Bar associations, or lawyer affiliations, can help set an ethical standard of law practice in the Emirates.
Raising the bar for the legal profession
AUAE lawyer stands accused of embezzling Dh400 million from the former prime minister of Thailand. The case is still making its way through the courts, but, as the Emirati lawyer Diana Hamade wrote in these pages yesterday, it is indicative of an ethical quandary in the country's legal profession.
In November, Dubai will host the annual conference of the International Bar Association - something of an anomaly in a country that does not have a bar association of its own. As Ms Hamade correctly pointed out, it is also an opportunity.
The preliminary meeting earlier this month already showed promise. "In the many years I have been part of the legal practice, I have not seen so many regulatory authorities and lawyers sit down together," Ms Hamade wrote. That process of communication is crucial to the legal system.
The country's two regulatory authorities, the Ministry of Justice and the Dubai Legal Affairs Department, are in the process of refining legislation to govern the legal profession in light of growing demands on the judicial system. It is part of a larger judicial reform project that, while painstakingly slow in some cases, is undeniably under way.
Lawyers need to do more to facilitate this process. There are already informal associations that bring professionals together depending on their field; in the case of lawyers, this should be formalised in the establishment of a bar association.
Under 1991 legislation governing the practice of law, the Government licenses lawyers; professional infractions are taken to the courts. There is no reason for that to change immediately. In some countries, in parts of the United States for example, bar membership is mandatory for lawyers - if a person is disbarred, he or she loses the right to practise law.
At least at its onset, there is no need for a UAE bar association to wield that kind of authority. But a voluntary association could still have a substantial benefit for the legal profession and the process of legal reform. The organisation could liaise with regulators to help shape legislation, encourage standard legal practices and adherence to precedent, and crucially establish a code of ethics.

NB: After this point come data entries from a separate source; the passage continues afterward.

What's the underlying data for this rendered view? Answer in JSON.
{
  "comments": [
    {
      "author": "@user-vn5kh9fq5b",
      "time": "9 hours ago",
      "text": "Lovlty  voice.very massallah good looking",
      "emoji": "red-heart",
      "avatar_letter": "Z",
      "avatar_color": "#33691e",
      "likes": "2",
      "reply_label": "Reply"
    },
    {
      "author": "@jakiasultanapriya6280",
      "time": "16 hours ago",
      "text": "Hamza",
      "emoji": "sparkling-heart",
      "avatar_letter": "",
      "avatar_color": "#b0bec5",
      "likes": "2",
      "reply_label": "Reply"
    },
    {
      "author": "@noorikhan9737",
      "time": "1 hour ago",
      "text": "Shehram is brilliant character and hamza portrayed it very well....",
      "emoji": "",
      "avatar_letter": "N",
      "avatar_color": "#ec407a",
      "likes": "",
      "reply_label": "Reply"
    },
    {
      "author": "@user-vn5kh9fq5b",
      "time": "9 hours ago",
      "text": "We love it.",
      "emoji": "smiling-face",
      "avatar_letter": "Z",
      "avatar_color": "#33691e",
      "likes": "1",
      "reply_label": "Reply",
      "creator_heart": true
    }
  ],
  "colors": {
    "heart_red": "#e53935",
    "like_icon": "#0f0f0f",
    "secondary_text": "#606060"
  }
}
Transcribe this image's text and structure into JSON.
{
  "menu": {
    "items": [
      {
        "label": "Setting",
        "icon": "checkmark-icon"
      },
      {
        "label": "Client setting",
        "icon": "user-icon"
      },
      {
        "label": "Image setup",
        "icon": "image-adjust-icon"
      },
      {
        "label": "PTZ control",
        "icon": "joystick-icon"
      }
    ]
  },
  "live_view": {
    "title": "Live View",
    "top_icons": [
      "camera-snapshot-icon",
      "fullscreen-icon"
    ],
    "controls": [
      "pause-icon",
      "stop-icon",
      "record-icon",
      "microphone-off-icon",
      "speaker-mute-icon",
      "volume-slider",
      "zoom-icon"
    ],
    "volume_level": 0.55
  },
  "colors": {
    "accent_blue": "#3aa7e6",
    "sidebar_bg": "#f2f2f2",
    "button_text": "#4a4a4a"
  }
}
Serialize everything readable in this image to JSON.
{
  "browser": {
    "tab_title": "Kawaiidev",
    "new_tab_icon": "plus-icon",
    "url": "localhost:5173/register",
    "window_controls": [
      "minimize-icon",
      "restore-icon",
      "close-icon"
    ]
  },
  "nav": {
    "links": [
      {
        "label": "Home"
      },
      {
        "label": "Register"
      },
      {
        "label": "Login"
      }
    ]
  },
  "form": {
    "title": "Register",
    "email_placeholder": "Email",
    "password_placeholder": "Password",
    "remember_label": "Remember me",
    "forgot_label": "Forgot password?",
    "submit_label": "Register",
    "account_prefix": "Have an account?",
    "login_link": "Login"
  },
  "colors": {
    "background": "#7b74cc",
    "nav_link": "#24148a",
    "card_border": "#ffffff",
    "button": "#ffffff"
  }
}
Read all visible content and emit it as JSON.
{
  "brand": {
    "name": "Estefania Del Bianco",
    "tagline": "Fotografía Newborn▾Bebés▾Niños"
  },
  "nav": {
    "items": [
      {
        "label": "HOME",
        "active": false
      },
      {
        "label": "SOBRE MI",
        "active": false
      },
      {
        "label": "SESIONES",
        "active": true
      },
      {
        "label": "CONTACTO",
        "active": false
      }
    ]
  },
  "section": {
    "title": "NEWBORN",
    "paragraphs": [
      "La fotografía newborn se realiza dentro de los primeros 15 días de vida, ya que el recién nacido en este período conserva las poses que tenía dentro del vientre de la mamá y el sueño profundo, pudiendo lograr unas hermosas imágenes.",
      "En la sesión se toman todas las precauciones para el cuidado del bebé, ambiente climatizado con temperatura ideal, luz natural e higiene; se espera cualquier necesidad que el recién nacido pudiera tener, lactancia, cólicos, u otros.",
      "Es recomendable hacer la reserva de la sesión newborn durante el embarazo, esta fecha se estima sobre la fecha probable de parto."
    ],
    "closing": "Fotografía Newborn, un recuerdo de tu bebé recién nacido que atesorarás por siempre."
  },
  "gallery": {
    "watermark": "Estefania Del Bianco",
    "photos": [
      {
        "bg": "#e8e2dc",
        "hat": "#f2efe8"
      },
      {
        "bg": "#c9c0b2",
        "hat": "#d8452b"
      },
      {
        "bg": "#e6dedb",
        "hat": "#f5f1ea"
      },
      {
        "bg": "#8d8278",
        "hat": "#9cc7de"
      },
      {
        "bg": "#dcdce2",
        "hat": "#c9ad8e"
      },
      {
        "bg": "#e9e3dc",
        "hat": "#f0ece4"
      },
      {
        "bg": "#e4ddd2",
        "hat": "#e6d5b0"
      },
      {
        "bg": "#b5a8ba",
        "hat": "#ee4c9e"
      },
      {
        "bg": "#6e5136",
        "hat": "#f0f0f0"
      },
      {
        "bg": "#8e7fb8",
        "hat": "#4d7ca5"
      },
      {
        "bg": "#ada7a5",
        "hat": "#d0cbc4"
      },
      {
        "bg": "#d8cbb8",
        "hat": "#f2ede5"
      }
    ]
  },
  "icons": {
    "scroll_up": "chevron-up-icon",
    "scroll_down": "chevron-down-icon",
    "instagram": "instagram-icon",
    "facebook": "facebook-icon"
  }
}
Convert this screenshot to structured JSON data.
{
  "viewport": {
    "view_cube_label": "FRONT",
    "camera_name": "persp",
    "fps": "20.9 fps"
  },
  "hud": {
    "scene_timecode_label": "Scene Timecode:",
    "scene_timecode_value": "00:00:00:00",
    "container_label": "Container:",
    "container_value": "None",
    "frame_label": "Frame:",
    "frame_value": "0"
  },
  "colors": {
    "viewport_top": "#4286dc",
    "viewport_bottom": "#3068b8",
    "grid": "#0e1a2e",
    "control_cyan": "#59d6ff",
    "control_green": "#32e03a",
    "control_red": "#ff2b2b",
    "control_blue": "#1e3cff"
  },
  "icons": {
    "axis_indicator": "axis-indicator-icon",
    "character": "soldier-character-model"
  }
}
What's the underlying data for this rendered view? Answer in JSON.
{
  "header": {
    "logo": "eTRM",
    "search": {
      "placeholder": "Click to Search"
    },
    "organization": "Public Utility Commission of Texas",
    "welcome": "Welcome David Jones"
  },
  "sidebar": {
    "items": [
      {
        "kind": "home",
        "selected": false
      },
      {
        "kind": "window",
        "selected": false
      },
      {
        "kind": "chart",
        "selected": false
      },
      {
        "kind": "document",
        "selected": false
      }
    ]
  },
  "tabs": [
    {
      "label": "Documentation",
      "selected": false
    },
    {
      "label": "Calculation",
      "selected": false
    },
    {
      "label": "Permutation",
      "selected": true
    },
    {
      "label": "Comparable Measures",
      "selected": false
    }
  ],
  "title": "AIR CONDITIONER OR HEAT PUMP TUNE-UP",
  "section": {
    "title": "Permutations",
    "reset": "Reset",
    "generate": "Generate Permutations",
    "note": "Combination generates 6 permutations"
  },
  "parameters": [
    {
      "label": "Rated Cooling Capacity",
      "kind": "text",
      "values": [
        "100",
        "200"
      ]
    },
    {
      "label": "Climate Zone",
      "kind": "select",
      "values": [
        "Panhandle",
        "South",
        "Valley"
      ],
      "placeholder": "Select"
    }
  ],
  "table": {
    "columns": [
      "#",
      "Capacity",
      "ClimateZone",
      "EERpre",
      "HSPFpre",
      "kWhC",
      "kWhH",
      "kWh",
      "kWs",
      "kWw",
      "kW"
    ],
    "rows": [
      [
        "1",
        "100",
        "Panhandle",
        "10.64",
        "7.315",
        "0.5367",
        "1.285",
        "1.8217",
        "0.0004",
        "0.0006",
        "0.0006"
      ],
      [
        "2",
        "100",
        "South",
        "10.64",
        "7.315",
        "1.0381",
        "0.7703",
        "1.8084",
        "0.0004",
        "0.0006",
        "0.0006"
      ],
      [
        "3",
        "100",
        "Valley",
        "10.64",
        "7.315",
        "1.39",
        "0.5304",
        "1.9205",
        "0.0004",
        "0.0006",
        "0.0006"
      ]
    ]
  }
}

"Fundamental ethical principles should always be present for guidance and disciplinary rules should be implemented when necessary," wrote Ms Hamade. If the practice of law is to remain an honourable profession, lawyers must take the necessary action.